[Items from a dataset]
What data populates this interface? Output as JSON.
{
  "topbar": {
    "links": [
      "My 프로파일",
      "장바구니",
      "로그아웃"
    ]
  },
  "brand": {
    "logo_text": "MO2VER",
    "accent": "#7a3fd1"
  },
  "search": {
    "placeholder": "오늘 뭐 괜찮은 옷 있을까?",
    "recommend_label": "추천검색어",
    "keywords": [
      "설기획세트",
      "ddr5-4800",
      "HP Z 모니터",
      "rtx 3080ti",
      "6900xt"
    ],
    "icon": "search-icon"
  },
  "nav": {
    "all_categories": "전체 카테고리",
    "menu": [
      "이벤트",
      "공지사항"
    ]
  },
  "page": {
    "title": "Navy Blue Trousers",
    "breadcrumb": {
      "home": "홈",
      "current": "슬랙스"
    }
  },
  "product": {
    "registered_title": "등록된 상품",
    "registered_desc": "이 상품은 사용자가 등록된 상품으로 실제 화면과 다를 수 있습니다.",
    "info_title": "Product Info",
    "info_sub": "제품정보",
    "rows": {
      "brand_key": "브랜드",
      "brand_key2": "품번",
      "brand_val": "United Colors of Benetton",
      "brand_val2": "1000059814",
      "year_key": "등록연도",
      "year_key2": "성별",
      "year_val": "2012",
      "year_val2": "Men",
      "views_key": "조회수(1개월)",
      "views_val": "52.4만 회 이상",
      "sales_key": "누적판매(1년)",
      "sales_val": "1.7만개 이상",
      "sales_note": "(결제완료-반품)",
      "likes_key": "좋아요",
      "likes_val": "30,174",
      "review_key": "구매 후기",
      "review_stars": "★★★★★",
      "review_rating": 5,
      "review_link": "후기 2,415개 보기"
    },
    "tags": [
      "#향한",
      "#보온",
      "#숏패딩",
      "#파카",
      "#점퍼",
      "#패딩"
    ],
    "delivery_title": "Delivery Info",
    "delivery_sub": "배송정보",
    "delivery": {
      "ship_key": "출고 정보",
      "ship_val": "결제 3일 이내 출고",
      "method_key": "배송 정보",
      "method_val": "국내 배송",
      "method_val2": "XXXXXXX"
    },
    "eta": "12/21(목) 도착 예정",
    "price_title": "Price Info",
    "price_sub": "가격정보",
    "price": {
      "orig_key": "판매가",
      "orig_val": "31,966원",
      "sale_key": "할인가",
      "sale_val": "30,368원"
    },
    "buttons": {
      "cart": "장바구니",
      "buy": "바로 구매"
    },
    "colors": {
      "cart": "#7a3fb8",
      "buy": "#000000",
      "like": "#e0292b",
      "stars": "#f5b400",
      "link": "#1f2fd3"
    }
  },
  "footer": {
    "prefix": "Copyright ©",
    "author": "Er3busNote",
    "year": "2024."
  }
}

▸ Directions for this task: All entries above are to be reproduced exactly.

▸ Completed task:
What data populates this interface? Output as JSON.
{
  "topbar": {
    "links": [
      "My 프로파일",
      "장바구니",
      "로그아웃"
    ]
  },
  "brand": {
    "logo_text": "MO2VER",
    "accent": "#7a3fd1"
  },
  "search": {
    "placeholder": "오늘 뭐 괜찮은 옷 있을까?",
    "recommend_label": "추천검색어",
    "keywords": [
      "설기획세트",
      "ddr5-4800",
      "HP Z 모니터",
      "rtx 3080ti",
      "6900xt"
    ],
    "icon": "search-icon"
  },
  "nav": {
    "all_categories": "전체 카테고리",
    "menu": [
      "이벤트",
      "공지사항"
    ]
  },
  "page": {
    "title": "Navy Blue Trousers",
    "breadcrumb": {
      "home": "홈",
      "current": "슬랙스"
    }
  },
  "product": {
    "registered_title": "등록된 상품",
    "registered_desc": "이 상품은 사용자가 등록된 상품으로 실제 화면과 다를 수 있습니다.",
    "info_title": "Product Info",
    "info_sub": "제품정보",
    "rows": {
      "brand_key": "브랜드",
      "brand_key2": "품번",
      "brand_val": "United Colors of Benetton",
      "brand_val2": "1000059814",
      "year_key": "등록연도",
      "year_key2": "성별",
      "year_val": "2012",
      "year_val2": "Men",
      "views_key": "조회수(1개월)",
      "views_val": "52.4만 회 이상",
      "sales_key": "누적판매(1년)",
      "sales_val": "1.7만개 이상",
      "sales_note": "(결제완료-반품)",
      "likes_key": "좋아요",
      "likes_val": "30,174",
      "review_key": "구매 후기",
      "review_stars": "★★★★★",
      "review_rating": 5,
      "review_link": "후기 2,415개 보기"
    },
    "tags": [
      "#향한",
      "#보온",
      "#숏패딩",
      "#파카",
      "#점퍼",
      "#패딩"
    ],
    "delivery_title": "Delivery Info",
    "delivery_sub": "배송정보",
    "delivery": {
      "ship_key": "출고 정보",
      "ship_val": "결제 3일 이내 출고",
      "method_key": "배송 정보",
      "method_val": "국내 배송",
      "method_val2": "XXXXXXX"
    },
    "eta": "12/21(목) 도착 예정",
    "price_title": "Price Info",
    "price_sub": "가격정보",
    "price": {
      "orig_key": "판매가",
      "orig_val": "31,966원",
      "sale_key": "할인가",
      "sale_val": "30,368원"
    },
    "buttons": {
      "cart": "장바구니",
      "buy": "바로 구매"
    },
    "colors": {
      "cart": "#7a3fb8",
      "buy": "#000000",
      "like": "#e0292b",
      "stars": "#f5b400",
      "link": "#1f2fd3"
    }
  },
  "footer": {
    "prefix": "Copyright ©",
    "author": "Er3busNote",
    "year": "2024."
  }
}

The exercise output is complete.